>>>

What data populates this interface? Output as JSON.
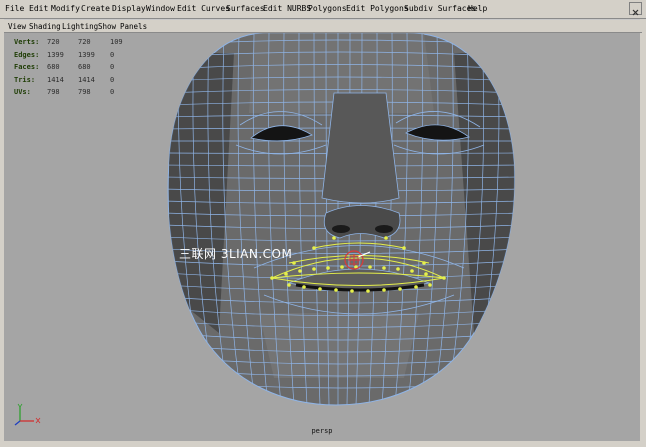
{
  "menu": {
    "items": [
      "File",
      "Edit",
      "Modify",
      "Create",
      "Display",
      "Window",
      "Edit Curves",
      "Surfaces",
      "Edit NURBS",
      "Polygons",
      "Edit Polygons",
      "Subdiv Surfaces",
      "Help"
    ]
  },
  "panel_menu": {
    "items": [
      "View",
      "Shading",
      "Lighting",
      "Show",
      "Panels"
    ]
  },
  "hud": {
    "rows": [
      {
        "label": "Verts:",
        "a": "720",
        "b": "720",
        "c": "109"
      },
      {
        "label": "Edges:",
        "a": "1399",
        "b": "1399",
        "c": "0"
      },
      {
        "label": "Faces:",
        "a": "680",
        "b": "680",
        "c": "0"
      },
      {
        "label": "Tris:",
        "a": "1414",
        "b": "1414",
        "c": "0"
      },
      {
        "label": "UVs:",
        "a": "798",
        "b": "798",
        "c": "0"
      }
    ]
  },
  "viewport": {
    "camera_label": "persp",
    "watermark": "三联网 3LIAN.COM"
  },
  "colors": {
    "menu_bg": "#d4d0c8",
    "viewport_bg": "#a5a5a5",
    "mesh_edge": "#8fb4e6",
    "face_fill": "#6e6e6e",
    "selection": "#e6f04a",
    "manipulator": "#d93a3a"
  },
  "icons": {
    "axis": "axis-indicator-icon",
    "close": "window-close-icon",
    "manipulator": "move-manipulator-icon"
  }
}
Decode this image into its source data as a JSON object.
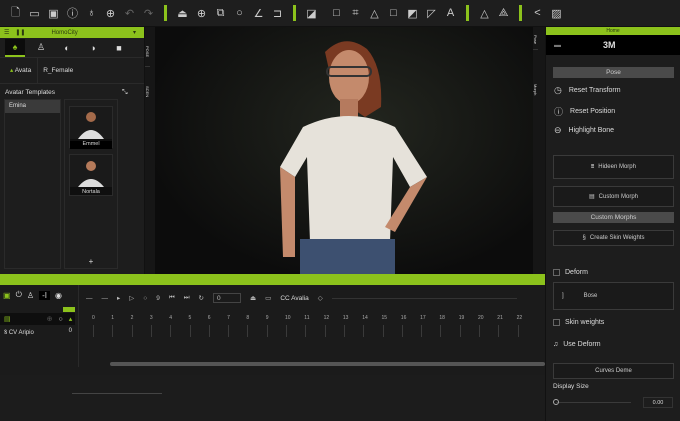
{
  "toolbar": {
    "icons": [
      "new-file",
      "open",
      "save",
      "info",
      "microphone",
      "globe",
      "undo",
      "redo",
      "stamp",
      "target",
      "cube-edit",
      "circle",
      "pen",
      "frame",
      "image",
      "square",
      "square-frame",
      "cone",
      "square2",
      "edit-box",
      "slash-box",
      "text-a",
      "triangle",
      "triangle-light",
      "share",
      "panel"
    ]
  },
  "left": {
    "title": "HomoCity",
    "tab_icons": [
      "avatar",
      "person",
      "circle",
      "globe",
      "camera"
    ],
    "sub_tab1": "Avata",
    "sub_tab2": "R_Female",
    "templates_label": "Avatar Templates",
    "list": [
      "Emina"
    ],
    "thumbs": [
      "Emmel",
      "Nortala"
    ],
    "add_label": "+",
    "side_tabs": [
      "POSE",
      "SCEN"
    ]
  },
  "right": {
    "header": "Home",
    "title": "3M",
    "side_tabs": [
      "Pose",
      "Morph"
    ],
    "pose_section": "Pose",
    "actions": [
      "Reset Transform",
      "Reset Position",
      "Highlight Bone"
    ],
    "hidden_morph": "Hideen Morph",
    "custom_morph": "Custom Morph",
    "custom_morphs_section": "Custom Morphs",
    "create_skin": "Create Skin Weights",
    "deform": "Deform",
    "bose": "Bose",
    "skin_weights": "Skin weights",
    "use_deform": "Use Deform",
    "curves": "Curves Deme",
    "display_size": "Display Size",
    "display_value": "0.00"
  },
  "timeline": {
    "frame_value": "0",
    "track_name_label": "CC Avalia",
    "row_label": "CV Aripio",
    "row_value": "0",
    "ticks": [
      "0",
      "1",
      "2",
      "3",
      "4",
      "5",
      "6",
      "7",
      "8",
      "9",
      "10",
      "11",
      "12",
      "13",
      "14",
      "15",
      "16",
      "17",
      "18",
      "19",
      "20",
      "21",
      "22"
    ]
  },
  "colors": {
    "accent": "#8cc21c"
  }
}
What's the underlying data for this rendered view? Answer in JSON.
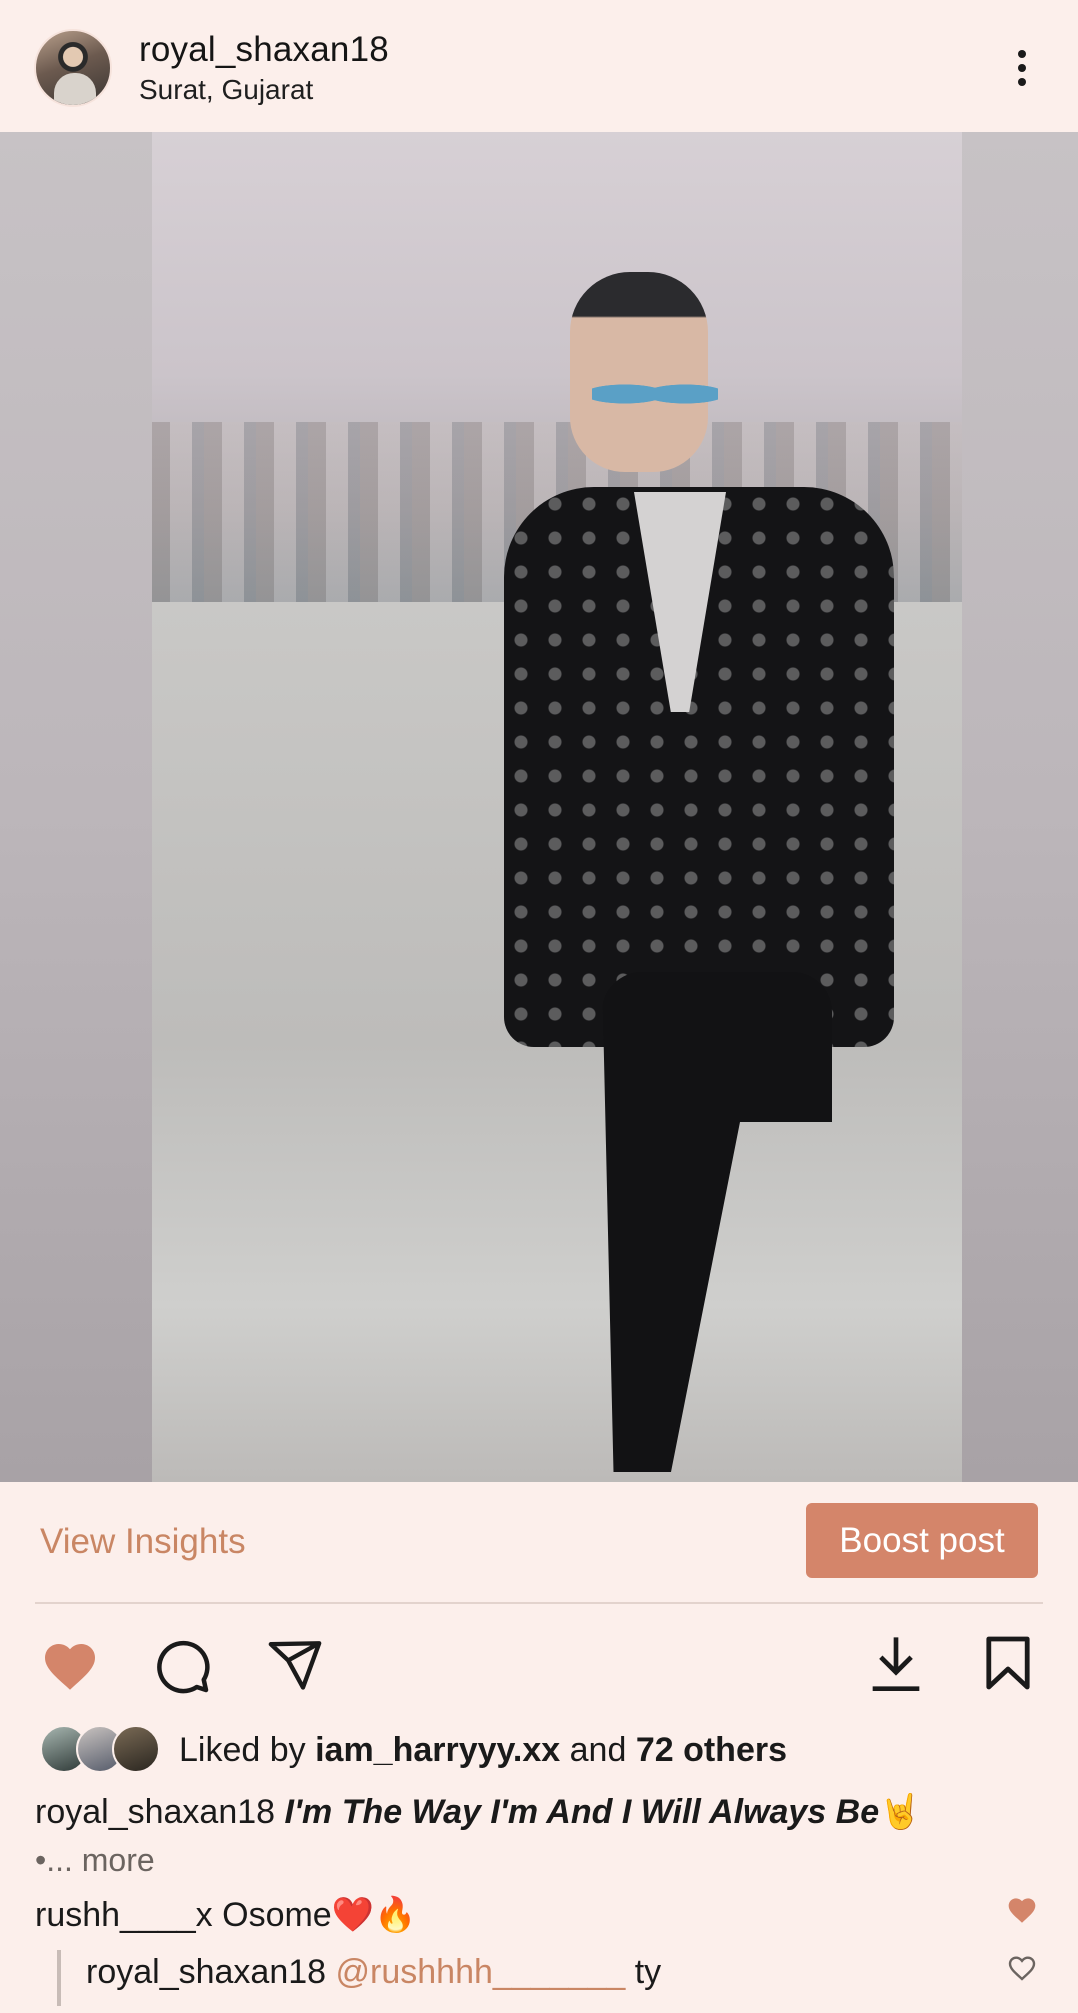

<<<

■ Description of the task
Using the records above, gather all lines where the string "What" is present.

■ Reply
What data populates this interface? Output as JSON.
What's the underlying data for this rendered view? Answer in JSON.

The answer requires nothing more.